Rūrutu is the northernmost island in the Tuha'a Pae archipelago of French Polynesia, and the name of a commune consisting solely of that island. It is situated 572 km (355 mi) south of Tahiti.
Geologically, Rūrutu was initially formed 12 million years ago by the Macdonald hotspot, a hotspot associated with the Macdonald seamount. Over the next 10 million years, erosion shrank the island until it was almost an atoll. Then, just over a million years ago, Rūrutu passed over the Arago hotspot, which lifted it roughly 150 meters (492 ft). Steep sea cliffs of ancient coral lifted by the event — called makatea — now largely encircle the island. These are riddled with caves filled with concretions — indeed, Rūrutu is largely unique among islands in French Polynesia in that its historic inhabitants were cave-dwelling.
Because it is endowed with a fringing reef, Rūrutu has in recent years become known for whale watching: Humpback whales come and reproduce here between July and October within easy sighting distance from the beach.

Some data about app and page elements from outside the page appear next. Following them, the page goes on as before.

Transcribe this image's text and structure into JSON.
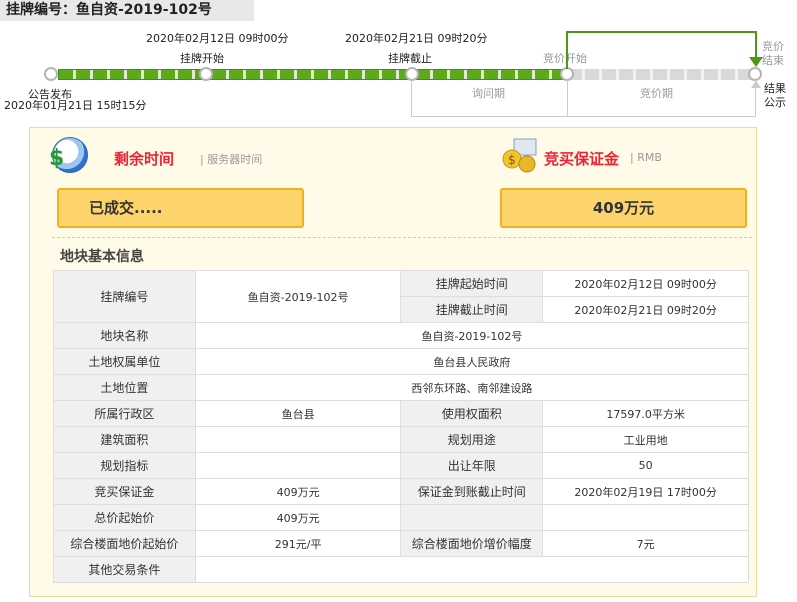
{
  "header": {
    "title": "挂牌编号：鱼自资-2019-102号"
  },
  "timeline": {
    "listing_start": {
      "label": "挂牌开始",
      "time": "2020年02月12日 09时00分"
    },
    "listing_end": {
      "label": "挂牌截止",
      "time": "2020年02月21日 09时20分"
    },
    "announcement": {
      "label": "公告发布",
      "time": "2020年01月21日 15时15分"
    },
    "bidding_start": {
      "label": "竞价开始"
    },
    "bidding_end": {
      "label": "竞价结束"
    },
    "result": {
      "label": "结果公示"
    },
    "inquiry_period": "询问期",
    "bidding_period": "竞价期"
  },
  "countdown": {
    "title": "剩余时间",
    "server_time": "服务器时间",
    "value": "已成交....."
  },
  "deposit": {
    "title": "竞买保证金",
    "unit": "RMB",
    "value": "409万元"
  },
  "section": {
    "title": "地块基本信息"
  },
  "table": {
    "listing_no_label": "挂牌编号",
    "listing_no": "鱼自资-2019-102号",
    "start_time_label": "挂牌起始时间",
    "start_time": "2020年02月12日 09时00分",
    "end_time_label": "挂牌截止时间",
    "end_time": "2020年02月21日 09时20分",
    "parcel_name_label": "地块名称",
    "parcel_name": "鱼自资-2019-102号",
    "owner_label": "土地权属单位",
    "owner": "鱼台县人民政府",
    "location_label": "土地位置",
    "location": "西邻东环路、南邻建设路",
    "district_label": "所属行政区",
    "district": "鱼台县",
    "use_area_label": "使用权面积",
    "use_area": "17597.0平方米",
    "building_area_label": "建筑面积",
    "building_area": "",
    "planned_use_label": "规划用途",
    "planned_use": "工业用地",
    "planning_index_label": "规划指标",
    "planning_index": "",
    "term_label": "出让年限",
    "term": "50",
    "deposit_label": "竞买保证金",
    "deposit": "409万元",
    "deposit_deadline_label": "保证金到账截止时间",
    "deposit_deadline": "2020年02月19日 17时00分",
    "start_price_label": "总价起始价",
    "start_price": "409万元",
    "floor_price_label": "综合楼面地价起始价",
    "floor_price": "291元/平",
    "increment_label": "综合楼面地价增价幅度",
    "increment": "7元",
    "other_label": "其他交易条件",
    "other": ""
  }
}
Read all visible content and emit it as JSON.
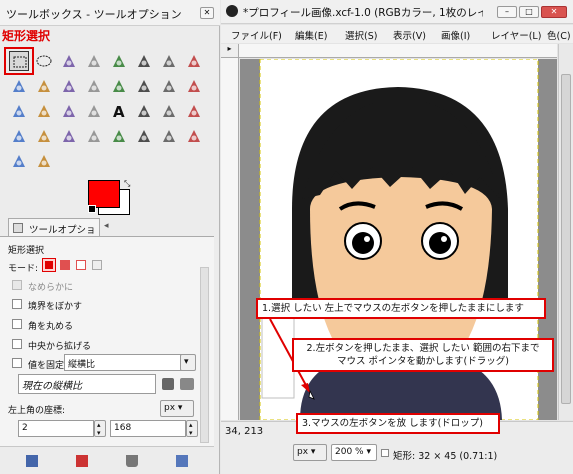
{
  "toolbox": {
    "title": "ツールボックス - ツールオプション",
    "rect_select_label": "矩形選択",
    "options_tab": "ツールオプション",
    "options_title": "矩形選択",
    "mode_label": "モード:",
    "antialias": "なめらかに",
    "feather": "境界をぼかす",
    "rounded": "角を丸める",
    "expand_center": "中央から拡げる",
    "fixed": "値を固定",
    "fixed_value": "縦横比",
    "ratio_field": "現在の縦横比",
    "position_label": "左上角の座標:",
    "unit": "px",
    "x_value": "2",
    "y_value": "168"
  },
  "image_window": {
    "title": "*プロフィール画像.xcf-1.0 (RGBカラー, 1枚のレイ…",
    "menus": [
      "ファイル(F)",
      "編集(E)",
      "選択(S)",
      "表示(V)",
      "画像(I)",
      "レイヤー(L)",
      "色(C)"
    ],
    "status": {
      "coords": "34, 213",
      "unit": "px",
      "zoom": "200 %",
      "info": "矩形: 32 × 45  (0.71:1)"
    }
  },
  "annotations": {
    "step1": "1.選択 したい 左上でマウスの左ボタンを押したままにします",
    "step2_line1": "2.左ボタンを押したまま、選択 したい 範囲の右下まで",
    "step2_line2": "マウス ポインタを動かします(ドラッグ)",
    "step3": "3.マウスの左ボタンを放 します(ドロップ)"
  },
  "colors": {
    "accent": "#e00000",
    "foreground": "#ff0000",
    "background": "#ffffff",
    "skin": "#f5c99b",
    "hair": "#1a1a1a",
    "shirt": "#33354f"
  },
  "icons": [
    "rect-select-icon",
    "ellipse-select-icon",
    "lasso-icon",
    "fuzzy-select-icon",
    "select-by-color-icon",
    "scissors-icon",
    "foreground-select-icon",
    "paths-icon",
    "color-picker-icon",
    "zoom-icon",
    "measure-icon",
    "move-icon",
    "align-icon",
    "crop-icon",
    "rotate-icon",
    "scale-icon",
    "shear-icon",
    "perspective-icon",
    "flip-icon",
    "cage-icon",
    "text-icon",
    "bucket-fill-icon",
    "blend-icon",
    "pencil-icon",
    "paintbrush-icon",
    "eraser-icon",
    "airbrush-icon",
    "ink-icon",
    "clone-icon",
    "heal-icon",
    "perspective-clone-icon",
    "blur-icon",
    "smudge-icon",
    "dodge-burn-icon"
  ]
}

Although its tiny community still subsists primarily on fishing and basic agriculture, tourism has been a growing industry, especially since François Mitterrand's visit in 1990. Whale watching season sees the bulk of tourists, but the largely untouched native culture, the white sand beaches, and the lush tropical flora draw small numbers of tourists year-round.